* _EXERCISE_
Exactly as written, return the entries below, minus any pictures.

* _SOURCE INFORMATION_
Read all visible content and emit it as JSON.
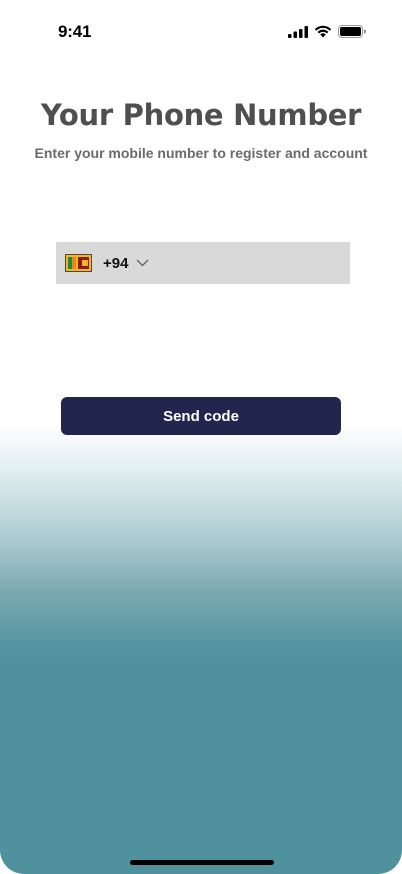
{
  "status_bar": {
    "time": "9:41",
    "icons": [
      "cellular-signal-icon",
      "wifi-icon",
      "battery-icon"
    ]
  },
  "header": {
    "title": "Your Phone Number",
    "subtitle": "Enter your mobile number to register and account"
  },
  "phone_input": {
    "country_flag": "sri-lanka-flag-icon",
    "dial_code": "+94",
    "dropdown_icon": "chevron-down-icon",
    "value": "",
    "placeholder": ""
  },
  "send_button": {
    "label": "Send code"
  },
  "colors": {
    "title": "#4f4f4f",
    "subtitle": "#6b6b6b",
    "input_background": "#d9d9d9",
    "button_background": "#22264f",
    "button_text": "#ffffff",
    "gradient_bottom": "#4f929d"
  }
}
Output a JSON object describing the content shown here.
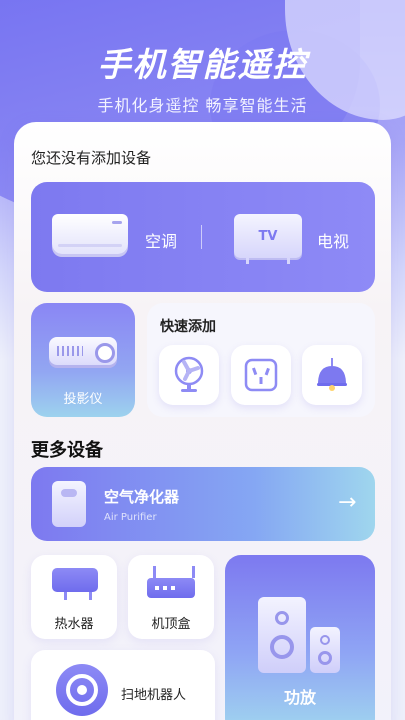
{
  "hero": {
    "title": "手机智能遥控",
    "subtitle": "手机化身遥控 畅享智能生活"
  },
  "devices": {
    "empty_title": "您还没有添加设备",
    "ac_label": "空调",
    "tv_label": "电视",
    "tv_badge": "TV",
    "projector_label": "投影仪"
  },
  "quick_add": {
    "title": "快速添加",
    "items": [
      "fan-icon",
      "socket-icon",
      "lamp-icon"
    ]
  },
  "more": {
    "title": "更多设备",
    "air_purifier": {
      "label": "空气净化器",
      "sub": "Air Purifier",
      "arrow": "→"
    },
    "heater_label": "热水器",
    "settop_label": "机顶盒",
    "amp_label": "功放",
    "robot_label": "扫地机器人"
  },
  "colors": {
    "accent": "#7d79f0",
    "accent_light": "#9fd6ee"
  }
}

* _REPLY TO THE TASK_
Read all visible content and emit it as JSON.
{
  "status_bar": {
    "time": "9:41",
    "icons": [
      "cellular-signal-icon",
      "wifi-icon",
      "battery-icon"
    ]
  },
  "header": {
    "title": "Your Phone Number",
    "subtitle": "Enter your mobile number to register and account"
  },
  "phone_input": {
    "country_flag": "sri-lanka-flag-icon",
    "dial_code": "+94",
    "dropdown_icon": "chevron-down-icon",
    "value": "",
    "placeholder": ""
  },
  "send_button": {
    "label": "Send code"
  },
  "colors": {
    "title": "#4f4f4f",
    "subtitle": "#6b6b6b",
    "input_background": "#d9d9d9",
    "button_background": "#22264f",
    "button_text": "#ffffff",
    "gradient_bottom": "#4f929d"
  }
}
Output a JSON object describing the content shown here.
{
  "hero": {
    "title": "手机智能遥控",
    "subtitle": "手机化身遥控 畅享智能生活"
  },
  "devices": {
    "empty_title": "您还没有添加设备",
    "ac_label": "空调",
    "tv_label": "电视",
    "tv_badge": "TV",
    "projector_label": "投影仪"
  },
  "quick_add": {
    "title": "快速添加",
    "items": [
      "fan-icon",
      "socket-icon",
      "lamp-icon"
    ]
  },
  "more": {
    "title": "更多设备",
    "air_purifier": {
      "label": "空气净化器",
      "sub": "Air Purifier",
      "arrow": "→"
    },
    "heater_label": "热水器",
    "settop_label": "机顶盒",
    "amp_label": "功放",
    "robot_label": "扫地机器人"
  },
  "colors": {
    "accent": "#7d79f0",
    "accent_light": "#9fd6ee"
  }
}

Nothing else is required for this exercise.